Guide to Advancing Hurricane Science by Laying on Your Couch

Atmospheric Sciences Seminar Series
Thursday, February 22, 2018
12:30 PM, ASAC 319

Ever since Lord Chesterfield developed the first modern couch during The Restoration, generations of comfort seeking global citizens have taken advantage of its soothing support, interrupted only for work or the occasional trip to the loo.  Now, as society accelerates into the Information Age, a new activity for exercise-challenged individuals presents a rare opportunity to advance science while indulging in spirits and burning less than 1 calorie per hour.

Hurricane Fernanda, August 1993, Eastern Pacific

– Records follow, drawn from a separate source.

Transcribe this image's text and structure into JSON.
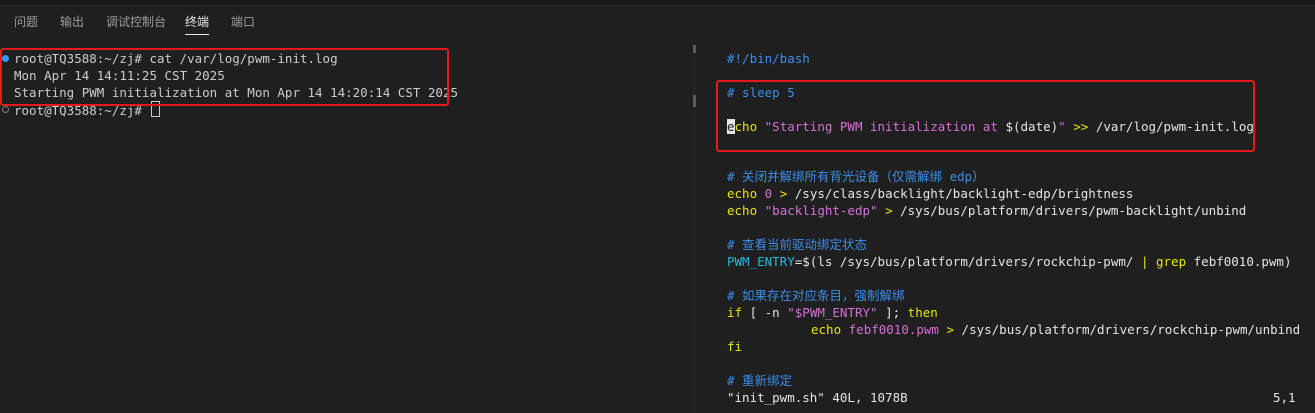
{
  "tabs": [
    "问题",
    "输出",
    "调试控制台",
    "终端",
    "端口"
  ],
  "active_tab": "终端",
  "left_terminal": {
    "lines": [
      "root@TQ3588:~/zj# cat /var/log/pwm-init.log",
      "Mon Apr 14 14:11:25 CST 2025",
      "Starting PWM initialization at Mon Apr 14 14:20:14 CST 2025",
      "root@TQ3588:~/zj# "
    ]
  },
  "right_editor": {
    "shebang": "#!/bin/bash",
    "sleep_comment": "# sleep 5",
    "echo_line": {
      "cursor_char": "e",
      "cmd_rest": "cho",
      "str1": "\"Starting PWM initialization at ",
      "dollar": "$(",
      "date": "date",
      "close": ")",
      "str2": "\"",
      "redirect": ">>",
      "path": "/var/log/pwm-init.log"
    },
    "comment_backlight": "# 关闭并解绑所有背光设备（仅需解绑 edp）",
    "echo0": {
      "cmd": "echo",
      "num": "0",
      "gt": ">",
      "path": "/sys/class/backlight/backlight-edp/brightness"
    },
    "echo_bl": {
      "cmd": "echo",
      "str": "\"backlight-edp\"",
      "gt": ">",
      "path": "/sys/bus/platform/drivers/pwm-backlight/unbind"
    },
    "comment_query": "# 查看当前驱动绑定状态",
    "pwm_entry": {
      "var": "PWM_ENTRY",
      "eq": "=",
      "dollar": "$(",
      "ls": "ls /sys/bus/platform/drivers/rockchip-pwm/",
      "pipe": "|",
      "grep": "grep",
      "arg": "febf0010.pwm",
      "close": ")"
    },
    "comment_if": "# 如果存在对应条目，强制解绑",
    "if_line": {
      "kw_if": "if",
      "open": "[ -n ",
      "str_open": "\"",
      "var": "$PWM_ENTRY",
      "str_close": "\"",
      "close": " ]; ",
      "kw_then": "then"
    },
    "echo_unbind": {
      "cmd": "echo",
      "arg": "febf0010.pwm",
      "gt": ">",
      "path": "/sys/bus/platform/drivers/rockchip-pwm/unbind"
    },
    "fi": "fi",
    "comment_rebind": "# 重新绑定",
    "status_file": "\"init_pwm.sh\" 40L, 1078B",
    "status_pos": "5,1"
  },
  "colors": {
    "highlight_box": "#e8191e",
    "prompt_dot_active": "#3794ff",
    "prompt_dot_idle": "#7f7f7f"
  }
}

Inspired by the legions of couch potatoes who have explored the mysteries of the galaxies through the crowdsourcing website Galaxy Zoo, Cyclone Center was introduced to the world in September of 2012.  Harnessing the pent-up energy of Netflix binge-watchers everywhere, Cyclone Center uses crowdsourcing to generate unique data used to determine the intensity of any tropical cyclone. Cyclone Center output brings order to the chaotic scene of global tropical cyclone intensity records, where individual forecast agencies desperately grope around in the darkness for ground truth data that do not exist.

Dr. Christopher C. Hennon

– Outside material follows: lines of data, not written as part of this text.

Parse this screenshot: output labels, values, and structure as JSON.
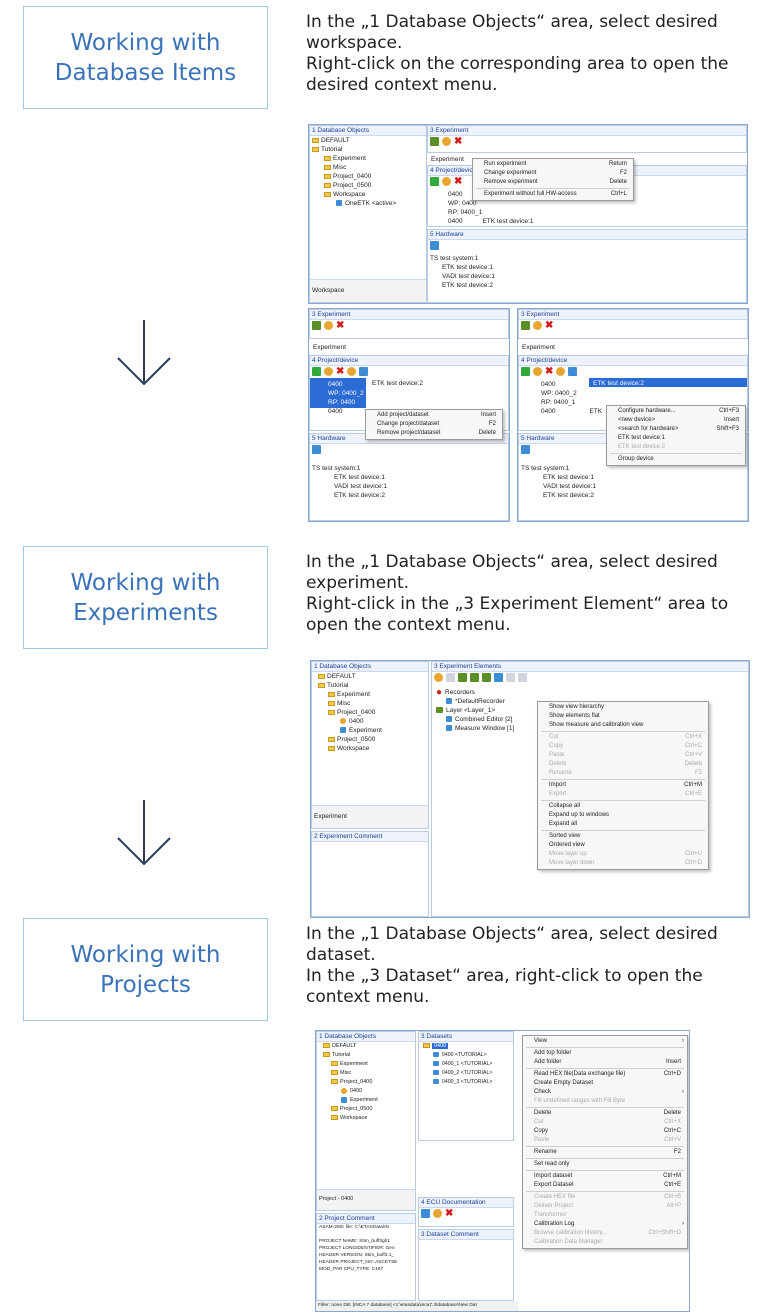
{
  "sections": [
    {
      "title": "Working with Database Items",
      "instructions": [
        "In the „1 Database Objects“ area, select desired workspace.",
        "Right-click on the corresponding area to open the desired context menu."
      ]
    },
    {
      "title": "Working with Experiments",
      "instructions": [
        "In the „1 Database Objects“ area, select desired experiment.",
        "Right-click in the „3 Experiment Element“ area to open the context menu."
      ]
    },
    {
      "title": "Working with Projects",
      "instructions": [
        "In the „1 Database Objects“ area, select desired dataset.",
        "In the „3 Dataset“ area, right-click to open the context menu."
      ]
    }
  ],
  "shot1": {
    "db_header": "1 Database Objects",
    "tree": [
      "DEFAULT",
      "Tutorial",
      "Experiment",
      "Misc",
      "Project_0400",
      "Project_0500",
      "Workspace",
      "OneETK <active>"
    ],
    "status": "Workspace",
    "exp_header": "3 Experiment",
    "exp_label": "Experiment",
    "proj_header": "4 Project/device",
    "proj_rows": [
      "0400",
      "WP: 0400",
      "RP: 0400_1",
      "0400"
    ],
    "device": "ETK test device:1",
    "hw_header": "5 Hardware",
    "hw_tree": [
      "TS test system:1",
      "ETK test device:1",
      "VADI test device:1",
      "ETK test device:2"
    ],
    "menu": [
      {
        "label": "Run experiment",
        "key": "Return"
      },
      {
        "label": "Change experiment",
        "key": "F2"
      },
      {
        "label": "Remove experiment",
        "key": "Delete"
      },
      {
        "label": "Experiment without full HW-access",
        "key": "Ctrl+L"
      }
    ]
  },
  "shot2": {
    "exp_header": "3 Experiment",
    "exp_label": "Experiment",
    "proj_header": "4 Project/device",
    "proj_rows": [
      "0400",
      "WP: 0400_2",
      "RP: 0400",
      "0400"
    ],
    "device": "ETK test device:2",
    "hw_header": "5 Hardware",
    "hw_tree": [
      "TS test system:1",
      "ETK test device:1",
      "VADI test device:1",
      "ETK test device:2"
    ],
    "menu": [
      {
        "label": "Add project/dataset",
        "key": "Insert"
      },
      {
        "label": "Change project/dataset",
        "key": "F2"
      },
      {
        "label": "Remove project/dataset",
        "key": "Delete"
      }
    ]
  },
  "shot3": {
    "exp_header": "3 Experiment",
    "exp_label": "Experiment",
    "proj_header": "4 Project/device",
    "proj_rows": [
      "0400",
      "WP: 0400_2",
      "RP: 0400_1",
      "0400"
    ],
    "device": "ETK test device:2",
    "device2": "ETK",
    "hw_header": "5 Hardware",
    "hw_tree": [
      "TS test system:1",
      "ETK test device:1",
      "VADI test device:1",
      "ETK test device:2"
    ],
    "menu": [
      {
        "label": "Configure hardware...",
        "key": "Ctrl+F3"
      },
      {
        "label": "<new device>",
        "key": "Insert"
      },
      {
        "label": "<search for hardware>",
        "key": "Shift+F3"
      },
      {
        "label": "ETK test device:1",
        "key": ""
      },
      {
        "label": "ETK test device:2",
        "key": ""
      },
      {
        "label": "Group device",
        "key": ""
      }
    ]
  },
  "shot4": {
    "db_header": "1 Database Objects",
    "tree": [
      "DEFAULT",
      "Tutorial",
      "Experiment",
      "Misc",
      "Project_0400",
      "0400",
      "Experiment",
      "Project_0500",
      "Workspace"
    ],
    "status": "Experiment",
    "comment_header": "2 Experiment Comment",
    "elem_header": "3 Experiment Elements",
    "elem_tree": [
      "Recorders",
      "*DefaultRecorder",
      "Layer <Layer_1>",
      "Combined Editor [2]",
      "Measure Window [1]"
    ],
    "menu": [
      {
        "label": "Show view hierarchy",
        "key": ""
      },
      {
        "label": "Show elements flat",
        "key": ""
      },
      {
        "label": "Show measure and calibration view",
        "key": ""
      },
      {
        "label": "Cut",
        "key": "Ctrl+X"
      },
      {
        "label": "Copy",
        "key": "Ctrl+C"
      },
      {
        "label": "Paste",
        "key": "Ctrl+V"
      },
      {
        "label": "Delete",
        "key": "Delete"
      },
      {
        "label": "Rename",
        "key": "F2"
      },
      {
        "label": "Import",
        "key": "Ctrl+M"
      },
      {
        "label": "Export",
        "key": "Ctrl+E"
      },
      {
        "label": "Collapse all",
        "key": ""
      },
      {
        "label": "Expand up to windows",
        "key": ""
      },
      {
        "label": "Expand all",
        "key": ""
      },
      {
        "label": "Sorted view",
        "key": ""
      },
      {
        "label": "Ordered view",
        "key": ""
      },
      {
        "label": "Move layer up",
        "key": "Ctrl+U"
      },
      {
        "label": "Move layer down",
        "key": "Ctrl+D"
      }
    ]
  },
  "shot5": {
    "db_header": "1 Database Objects",
    "tree": [
      "DEFAULT",
      "Tutorial",
      "Experiment",
      "Misc",
      "Project_0400",
      "0400",
      "Experiment",
      "Project_0500",
      "Workspace"
    ],
    "status": "Project - 0400",
    "comment_header": "2 Project Comment",
    "comment_lines": [
      "ASAM-2MC file: C:\\ETASData\\IN",
      "",
      "PROJECT NAME: Stim_buff3gh1",
      "PROJECT LONGIDENTIFIER: Gen",
      "HEADER VERSION: Stim_buff3.1_",
      "HEADER PROJECT_NO: ASCETSE",
      "MOD_PAR CPU_TYPE: C167"
    ],
    "filter": "Filter: none   DB: [INCA 7 database] <c:\\etasdata\\inca7.3\\database\\New Dat",
    "ds_header": "3 Datasets",
    "ds_tree": [
      "0400",
      "0400 <TUTORIAL>",
      "0400_1 <TUTORIAL>",
      "0400_2 <TUTORIAL>",
      "0400_3 <TUTORIAL>"
    ],
    "ecu_header": "4 ECU Documentation",
    "dsc_header": "3 Dataset Comment",
    "menu": [
      {
        "label": "View",
        "key": ""
      },
      {
        "label": "Add top folder",
        "key": ""
      },
      {
        "label": "Add folder",
        "key": "Insert"
      },
      {
        "label": "Read HEX file(Data exchange file)",
        "key": "Ctrl+D"
      },
      {
        "label": "Create Empty Dataset",
        "key": ""
      },
      {
        "label": "Check",
        "key": ""
      },
      {
        "label": "Fill undefined ranges with Fill Byte",
        "key": ""
      },
      {
        "label": "Delete",
        "key": "Delete"
      },
      {
        "label": "Cut",
        "key": "Ctrl+X"
      },
      {
        "label": "Copy",
        "key": "Ctrl+C"
      },
      {
        "label": "Paste",
        "key": "Ctrl+V"
      },
      {
        "label": "Rename",
        "key": "F2"
      },
      {
        "label": "Set read only",
        "key": ""
      },
      {
        "label": "Import dataset",
        "key": "Ctrl+M"
      },
      {
        "label": "Export Dataset",
        "key": "Ctrl+E"
      },
      {
        "label": "Create HEX file",
        "key": "Ctrl+B"
      },
      {
        "label": "Deliver Project",
        "key": "Alt+P"
      },
      {
        "label": "Transformer",
        "key": ""
      },
      {
        "label": "Calibration Log",
        "key": ""
      },
      {
        "label": "Browse calibration history...",
        "key": "Ctrl+Shift+D"
      },
      {
        "label": "Calibration Data Manager",
        "key": ""
      }
    ]
  }
}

Dr. Chris Hennon is a Professor and Chair of the Department of Atmospheric Sciences at the University of North Carolina at Asheville. Before beginning his position there in 2005, he was a Post-Doctoral Fellow and Visiting Scientist at the National Hurricane Center in Miami, FL where he conducted research on evaluating the impact of scatterometer winds on marine and tropical cyclone forecast skill. Dr. Hennon earned his B.S. in Aeronautics/Mathematics from Miami University (OH) in 1994, his M.S. in Atmospheric Science from Purdue University (1996), and his Ph.D. from The Ohio State University (2003). He was born and raised near Cleveland, OH and maintains his allegiance to the Cleveland Browns to this day. Dr. Hennon is married to another meteorologist but their 15-year old daughter has no interest in weather and just uses her phone all day.